Earth based construction methods such as cob building and rammed earth can also help reduce a sites needs for water. Whilst earth based methods do require water it does not need to be a s pure as required for cement and concrete manufacture, water collected from rain water catchment systems will be perfectly adequate. Any run off generated during the use of earth as the primary material will only contain natural substances and will not damage the local soil if it seeps in. Care should still be taken to prevent run off from falling into nearby streams and rivers to prevent clogging.
Using recycled materials will also cut back on the water used within a build. Water is used throughout the production of construction materials and recycling methods all save on the need for fresh water. An example of this is recycled steel, which uses 40% less water per tonne than new steel. Textiles, paper and glass production all require large amounts of water. Where these materials are used they should be sourced from either re-usable materials already produced, or from recycled sources.
Larger companies can introduce an education policy to encourage their workforce to help reduce a sites water usage. Leaving hose pipes and water taps running when not required can be a problem around building sites. Using buckets where possible instead of hosepipes will save water.
Making sure the correct mixtures are used in materials. These are all things which, although simple, when instilled into every member of staff can have a profound effect on a site's water consumption. This also applies to the office staff of an organisation Stringent recycling methods should be in place both at on and off site facilities, to ensure the least amount of water waste is produced. For example dual-flushing toilets fitted into all company buildings, rain and greywater catchment systems etc.
Vehicles should be maintained to the highest standard to allow them to run as efficiently as possible.

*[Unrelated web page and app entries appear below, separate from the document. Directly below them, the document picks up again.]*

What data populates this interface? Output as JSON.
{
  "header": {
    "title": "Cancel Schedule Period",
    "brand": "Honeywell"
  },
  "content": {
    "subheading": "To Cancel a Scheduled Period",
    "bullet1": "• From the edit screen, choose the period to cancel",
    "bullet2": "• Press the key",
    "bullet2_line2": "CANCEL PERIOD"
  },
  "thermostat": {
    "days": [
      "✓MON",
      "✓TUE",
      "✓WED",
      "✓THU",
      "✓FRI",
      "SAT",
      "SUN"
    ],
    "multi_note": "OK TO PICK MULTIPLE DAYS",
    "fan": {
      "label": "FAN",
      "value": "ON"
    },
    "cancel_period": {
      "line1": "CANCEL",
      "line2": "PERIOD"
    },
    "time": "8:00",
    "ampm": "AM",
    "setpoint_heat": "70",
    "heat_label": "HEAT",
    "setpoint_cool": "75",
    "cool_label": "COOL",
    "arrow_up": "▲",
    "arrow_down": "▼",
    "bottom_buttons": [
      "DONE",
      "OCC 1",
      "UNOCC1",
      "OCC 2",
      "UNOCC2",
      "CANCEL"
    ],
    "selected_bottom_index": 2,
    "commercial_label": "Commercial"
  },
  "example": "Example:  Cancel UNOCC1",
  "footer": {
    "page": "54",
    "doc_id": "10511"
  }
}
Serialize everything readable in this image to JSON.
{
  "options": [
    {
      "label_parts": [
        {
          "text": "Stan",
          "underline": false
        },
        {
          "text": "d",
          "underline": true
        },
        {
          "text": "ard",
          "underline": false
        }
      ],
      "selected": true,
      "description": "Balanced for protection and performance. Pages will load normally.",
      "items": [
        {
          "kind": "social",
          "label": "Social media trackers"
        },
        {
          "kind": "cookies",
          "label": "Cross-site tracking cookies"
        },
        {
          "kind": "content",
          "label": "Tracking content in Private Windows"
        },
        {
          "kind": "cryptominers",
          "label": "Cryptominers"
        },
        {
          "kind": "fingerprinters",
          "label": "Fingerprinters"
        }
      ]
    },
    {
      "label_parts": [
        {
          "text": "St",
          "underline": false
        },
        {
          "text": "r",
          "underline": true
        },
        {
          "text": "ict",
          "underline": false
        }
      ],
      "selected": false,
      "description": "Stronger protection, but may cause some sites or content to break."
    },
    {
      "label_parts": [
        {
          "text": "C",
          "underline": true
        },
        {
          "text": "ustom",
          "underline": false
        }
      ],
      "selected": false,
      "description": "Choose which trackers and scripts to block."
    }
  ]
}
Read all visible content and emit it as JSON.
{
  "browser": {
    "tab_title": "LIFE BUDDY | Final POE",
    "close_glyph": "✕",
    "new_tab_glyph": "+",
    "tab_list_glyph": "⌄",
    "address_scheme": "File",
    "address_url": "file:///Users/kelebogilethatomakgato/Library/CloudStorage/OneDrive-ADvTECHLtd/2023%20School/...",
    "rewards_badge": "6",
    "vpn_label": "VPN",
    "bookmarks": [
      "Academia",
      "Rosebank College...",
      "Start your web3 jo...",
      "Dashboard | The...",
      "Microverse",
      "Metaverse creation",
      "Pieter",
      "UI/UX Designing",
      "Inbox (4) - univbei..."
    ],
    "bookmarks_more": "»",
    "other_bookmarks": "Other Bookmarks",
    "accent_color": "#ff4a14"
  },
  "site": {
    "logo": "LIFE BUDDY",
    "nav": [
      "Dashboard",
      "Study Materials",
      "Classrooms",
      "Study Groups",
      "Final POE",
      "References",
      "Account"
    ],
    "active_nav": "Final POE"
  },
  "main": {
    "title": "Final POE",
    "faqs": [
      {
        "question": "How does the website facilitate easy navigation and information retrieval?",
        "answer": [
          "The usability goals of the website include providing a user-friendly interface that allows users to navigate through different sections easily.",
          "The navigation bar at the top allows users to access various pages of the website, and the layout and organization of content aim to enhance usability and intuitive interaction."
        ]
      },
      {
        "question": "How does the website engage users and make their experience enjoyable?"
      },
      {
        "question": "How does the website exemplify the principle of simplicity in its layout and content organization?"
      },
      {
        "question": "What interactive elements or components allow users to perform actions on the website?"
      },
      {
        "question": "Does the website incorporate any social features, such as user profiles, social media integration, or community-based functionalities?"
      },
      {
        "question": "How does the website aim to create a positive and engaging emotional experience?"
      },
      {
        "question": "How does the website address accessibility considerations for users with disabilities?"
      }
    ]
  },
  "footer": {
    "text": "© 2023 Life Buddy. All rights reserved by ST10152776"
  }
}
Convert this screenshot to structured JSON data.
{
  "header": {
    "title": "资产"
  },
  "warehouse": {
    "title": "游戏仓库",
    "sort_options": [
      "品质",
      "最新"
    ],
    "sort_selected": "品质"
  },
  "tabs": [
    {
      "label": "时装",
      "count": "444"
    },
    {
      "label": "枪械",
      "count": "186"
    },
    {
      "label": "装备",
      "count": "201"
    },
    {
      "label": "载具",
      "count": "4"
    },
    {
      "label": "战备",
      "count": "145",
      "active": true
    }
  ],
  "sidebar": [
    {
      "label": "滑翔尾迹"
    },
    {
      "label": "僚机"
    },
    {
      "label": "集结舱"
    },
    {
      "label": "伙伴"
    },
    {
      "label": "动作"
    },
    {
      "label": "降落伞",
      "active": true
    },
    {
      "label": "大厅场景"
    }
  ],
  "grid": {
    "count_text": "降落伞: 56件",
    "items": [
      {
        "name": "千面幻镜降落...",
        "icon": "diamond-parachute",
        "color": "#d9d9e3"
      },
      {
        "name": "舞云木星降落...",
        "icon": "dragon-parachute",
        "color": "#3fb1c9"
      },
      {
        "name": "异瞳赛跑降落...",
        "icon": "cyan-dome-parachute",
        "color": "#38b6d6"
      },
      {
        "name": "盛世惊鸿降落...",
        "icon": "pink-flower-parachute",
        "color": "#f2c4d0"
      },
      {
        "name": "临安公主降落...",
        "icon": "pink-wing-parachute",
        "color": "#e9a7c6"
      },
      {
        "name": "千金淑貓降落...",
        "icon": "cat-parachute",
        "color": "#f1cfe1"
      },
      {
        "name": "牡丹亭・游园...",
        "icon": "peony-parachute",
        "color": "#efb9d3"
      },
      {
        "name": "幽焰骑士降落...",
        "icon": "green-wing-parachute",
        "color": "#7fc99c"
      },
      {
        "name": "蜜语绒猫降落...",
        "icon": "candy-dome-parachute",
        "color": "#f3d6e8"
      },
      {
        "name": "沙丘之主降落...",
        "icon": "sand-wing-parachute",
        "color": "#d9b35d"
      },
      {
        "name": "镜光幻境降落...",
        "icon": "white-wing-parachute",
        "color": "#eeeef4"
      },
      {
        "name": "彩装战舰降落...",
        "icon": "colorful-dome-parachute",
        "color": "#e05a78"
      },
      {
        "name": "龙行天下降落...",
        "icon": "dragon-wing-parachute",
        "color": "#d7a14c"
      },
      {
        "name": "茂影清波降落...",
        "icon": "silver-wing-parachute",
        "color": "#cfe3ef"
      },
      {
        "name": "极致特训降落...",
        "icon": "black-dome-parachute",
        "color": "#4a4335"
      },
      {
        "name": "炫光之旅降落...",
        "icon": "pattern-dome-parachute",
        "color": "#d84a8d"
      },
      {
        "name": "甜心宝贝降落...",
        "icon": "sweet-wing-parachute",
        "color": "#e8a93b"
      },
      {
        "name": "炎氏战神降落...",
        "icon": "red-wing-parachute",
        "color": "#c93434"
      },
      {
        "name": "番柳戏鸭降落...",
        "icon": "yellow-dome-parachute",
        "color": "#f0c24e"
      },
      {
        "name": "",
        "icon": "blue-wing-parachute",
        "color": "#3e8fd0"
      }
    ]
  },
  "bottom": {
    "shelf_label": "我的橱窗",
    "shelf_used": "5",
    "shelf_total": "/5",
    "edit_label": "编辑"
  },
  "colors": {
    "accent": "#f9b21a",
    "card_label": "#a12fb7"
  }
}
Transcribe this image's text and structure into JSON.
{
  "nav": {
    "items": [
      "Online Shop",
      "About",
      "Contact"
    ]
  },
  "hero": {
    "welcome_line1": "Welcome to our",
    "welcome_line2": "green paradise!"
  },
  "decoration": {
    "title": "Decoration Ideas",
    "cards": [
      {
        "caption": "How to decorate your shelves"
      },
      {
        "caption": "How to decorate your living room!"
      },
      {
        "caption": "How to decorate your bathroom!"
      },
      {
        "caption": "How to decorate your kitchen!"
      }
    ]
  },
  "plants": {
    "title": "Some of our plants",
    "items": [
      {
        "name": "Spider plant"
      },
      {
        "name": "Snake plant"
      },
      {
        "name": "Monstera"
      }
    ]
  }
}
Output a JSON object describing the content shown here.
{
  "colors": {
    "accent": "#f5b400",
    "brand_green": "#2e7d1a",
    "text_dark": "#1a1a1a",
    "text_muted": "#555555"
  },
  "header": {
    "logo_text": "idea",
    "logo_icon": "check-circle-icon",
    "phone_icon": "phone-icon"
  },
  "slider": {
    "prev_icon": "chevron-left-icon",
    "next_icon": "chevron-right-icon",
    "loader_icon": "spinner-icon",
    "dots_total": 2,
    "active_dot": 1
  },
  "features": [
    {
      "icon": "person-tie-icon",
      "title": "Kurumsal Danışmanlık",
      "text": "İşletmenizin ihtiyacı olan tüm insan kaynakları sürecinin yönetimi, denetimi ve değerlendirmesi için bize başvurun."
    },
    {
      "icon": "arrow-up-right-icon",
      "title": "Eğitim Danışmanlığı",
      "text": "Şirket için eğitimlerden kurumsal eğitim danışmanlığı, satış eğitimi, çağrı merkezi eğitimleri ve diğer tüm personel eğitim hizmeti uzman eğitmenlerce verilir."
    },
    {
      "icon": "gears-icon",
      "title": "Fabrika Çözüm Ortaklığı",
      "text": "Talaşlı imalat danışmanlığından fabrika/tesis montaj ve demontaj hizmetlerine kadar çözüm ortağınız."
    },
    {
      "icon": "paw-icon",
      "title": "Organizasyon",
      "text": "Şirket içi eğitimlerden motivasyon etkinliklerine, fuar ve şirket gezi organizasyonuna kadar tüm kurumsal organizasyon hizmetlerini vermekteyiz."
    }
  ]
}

Leaking oil and coolant can have a profound negative effect on the local environment if it reaches the groundwater of a site.
One litre of oil can contaminate one million litres of water so it is especially essential for sites located next to streams that vehicles do not leak and that any oil or water drained from them during maintenance is disposed of safely and through the right channels.
Landscaping should be kept to a bare minimum in order to reduce the risk of harming the local environment and watercourses. Where possible existing vegetation should be left to prevent the soil from drying out, which is a hidden form of site water usage. Using bags filled with wood chips and other natural materials around the edge of dug trenches will help shelter the exposed earth from the sun and prevent drying out as well as providing a supporting wall to the soil.
Water usage in construction will vary substantially between projects depending on the size and type of the building as well as the materials used. Where water conservation is key intensive building materials such as concrete should not be used and alternative methods sought. The result of reducing water use in the construction industry will have a result on society as a whole by being aware of water efficiency from the early stages of a building's life.
An attitude of water conservation will continue throughout the building's life-cycle. Knowing a building was constructed using the minimum amount of water possible will allow individuals and large corporations to know that they have made a difference in keeping this essential natural resource readily available for the future.